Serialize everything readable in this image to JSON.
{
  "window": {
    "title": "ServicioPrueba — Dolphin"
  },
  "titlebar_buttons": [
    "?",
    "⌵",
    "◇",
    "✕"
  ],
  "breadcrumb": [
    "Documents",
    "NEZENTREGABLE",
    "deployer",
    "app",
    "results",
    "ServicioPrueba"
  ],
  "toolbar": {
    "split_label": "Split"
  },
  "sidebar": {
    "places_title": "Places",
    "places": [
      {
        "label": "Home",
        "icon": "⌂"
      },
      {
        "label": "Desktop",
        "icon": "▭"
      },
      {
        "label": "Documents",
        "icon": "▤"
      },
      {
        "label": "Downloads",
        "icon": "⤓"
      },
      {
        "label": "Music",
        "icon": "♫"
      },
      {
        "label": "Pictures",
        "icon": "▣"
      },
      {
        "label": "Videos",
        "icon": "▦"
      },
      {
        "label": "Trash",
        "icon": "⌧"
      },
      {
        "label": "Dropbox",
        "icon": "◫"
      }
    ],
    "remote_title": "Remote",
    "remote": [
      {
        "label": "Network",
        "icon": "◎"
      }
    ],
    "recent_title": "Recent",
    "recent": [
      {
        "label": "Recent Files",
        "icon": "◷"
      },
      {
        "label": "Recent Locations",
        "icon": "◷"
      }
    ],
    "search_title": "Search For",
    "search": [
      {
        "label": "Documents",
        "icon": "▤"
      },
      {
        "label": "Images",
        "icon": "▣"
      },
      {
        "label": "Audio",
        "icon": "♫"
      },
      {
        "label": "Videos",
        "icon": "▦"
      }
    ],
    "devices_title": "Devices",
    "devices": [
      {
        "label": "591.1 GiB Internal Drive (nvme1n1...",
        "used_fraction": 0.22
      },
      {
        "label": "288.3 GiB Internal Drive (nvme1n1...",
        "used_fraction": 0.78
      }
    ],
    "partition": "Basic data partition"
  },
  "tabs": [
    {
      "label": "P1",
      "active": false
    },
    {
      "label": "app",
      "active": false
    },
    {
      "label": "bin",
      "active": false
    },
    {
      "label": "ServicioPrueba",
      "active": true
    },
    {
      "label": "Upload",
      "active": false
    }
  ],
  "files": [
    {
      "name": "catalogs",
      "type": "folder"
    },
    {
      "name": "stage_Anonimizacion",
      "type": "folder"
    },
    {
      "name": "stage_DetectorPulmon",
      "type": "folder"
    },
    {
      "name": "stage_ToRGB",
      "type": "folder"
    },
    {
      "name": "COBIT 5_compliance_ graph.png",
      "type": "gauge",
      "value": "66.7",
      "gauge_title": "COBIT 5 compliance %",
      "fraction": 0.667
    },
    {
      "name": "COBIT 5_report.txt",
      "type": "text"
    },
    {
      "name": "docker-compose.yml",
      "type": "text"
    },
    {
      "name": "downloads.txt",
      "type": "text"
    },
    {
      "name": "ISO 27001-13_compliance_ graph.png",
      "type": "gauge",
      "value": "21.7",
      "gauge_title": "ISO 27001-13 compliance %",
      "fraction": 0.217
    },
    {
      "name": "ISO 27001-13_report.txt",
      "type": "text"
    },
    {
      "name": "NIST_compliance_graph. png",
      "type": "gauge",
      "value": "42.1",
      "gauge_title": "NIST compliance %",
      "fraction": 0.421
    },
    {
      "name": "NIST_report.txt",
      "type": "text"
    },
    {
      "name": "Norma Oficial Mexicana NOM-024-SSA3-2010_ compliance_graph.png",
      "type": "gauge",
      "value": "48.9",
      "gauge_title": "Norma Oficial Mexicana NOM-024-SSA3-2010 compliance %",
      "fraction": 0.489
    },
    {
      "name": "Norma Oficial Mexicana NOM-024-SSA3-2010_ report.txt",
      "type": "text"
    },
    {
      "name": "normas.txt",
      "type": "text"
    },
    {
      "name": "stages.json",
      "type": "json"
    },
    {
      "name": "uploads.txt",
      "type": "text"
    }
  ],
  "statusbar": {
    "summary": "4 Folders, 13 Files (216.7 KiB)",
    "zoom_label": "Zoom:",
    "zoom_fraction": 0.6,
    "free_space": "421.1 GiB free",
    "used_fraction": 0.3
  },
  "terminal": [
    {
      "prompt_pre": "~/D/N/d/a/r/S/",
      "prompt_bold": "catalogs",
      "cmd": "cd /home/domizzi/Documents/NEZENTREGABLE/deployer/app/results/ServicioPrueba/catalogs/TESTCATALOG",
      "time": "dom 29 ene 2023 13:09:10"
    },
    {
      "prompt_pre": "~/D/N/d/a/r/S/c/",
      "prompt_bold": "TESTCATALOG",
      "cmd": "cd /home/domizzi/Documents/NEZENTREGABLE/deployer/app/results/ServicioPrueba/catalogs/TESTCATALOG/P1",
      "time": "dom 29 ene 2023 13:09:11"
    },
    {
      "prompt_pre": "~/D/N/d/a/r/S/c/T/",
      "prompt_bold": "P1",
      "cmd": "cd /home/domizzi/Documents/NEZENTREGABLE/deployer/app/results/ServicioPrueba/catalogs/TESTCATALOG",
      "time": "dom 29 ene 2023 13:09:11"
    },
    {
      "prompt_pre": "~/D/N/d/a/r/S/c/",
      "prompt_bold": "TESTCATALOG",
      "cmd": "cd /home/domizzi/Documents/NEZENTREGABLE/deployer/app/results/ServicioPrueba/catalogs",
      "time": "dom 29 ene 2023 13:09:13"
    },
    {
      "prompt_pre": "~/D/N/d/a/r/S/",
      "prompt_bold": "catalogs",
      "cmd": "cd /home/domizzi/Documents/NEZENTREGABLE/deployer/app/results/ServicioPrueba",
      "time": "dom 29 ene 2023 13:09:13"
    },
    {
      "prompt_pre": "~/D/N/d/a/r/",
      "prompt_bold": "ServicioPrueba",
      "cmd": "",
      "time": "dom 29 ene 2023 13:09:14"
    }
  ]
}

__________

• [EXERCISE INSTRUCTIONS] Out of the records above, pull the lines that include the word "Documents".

• [RESPONSE TO THE TASK]
    "Documents",
        "label": "Documents",
        "label": "Documents",
      "cmd": "cd /home/domizzi/Documents/NEZENTREGABLE/deployer/app/results/ServicioPrueba/catalogs/TESTCATALOG",
      "cmd": "cd /home/domizzi/Documents/NEZENTREGABLE/deployer/app/results/ServicioPrueba/catalogs/TESTCATALOG/P1",
      "cmd": "cd /home/domizzi/Documents/NEZENTREGABLE/deployer/app/results/ServicioPrueba/catalogs/TESTCATALOG",
      "cmd": "cd /home/domizzi/Documents/NEZENTREGABLE/deployer/app/results/ServicioPrueba/catalogs",
      "cmd": "cd /home/domizzi/Documents/NEZENTREGABLE/deployer/app/results/ServicioPrueba",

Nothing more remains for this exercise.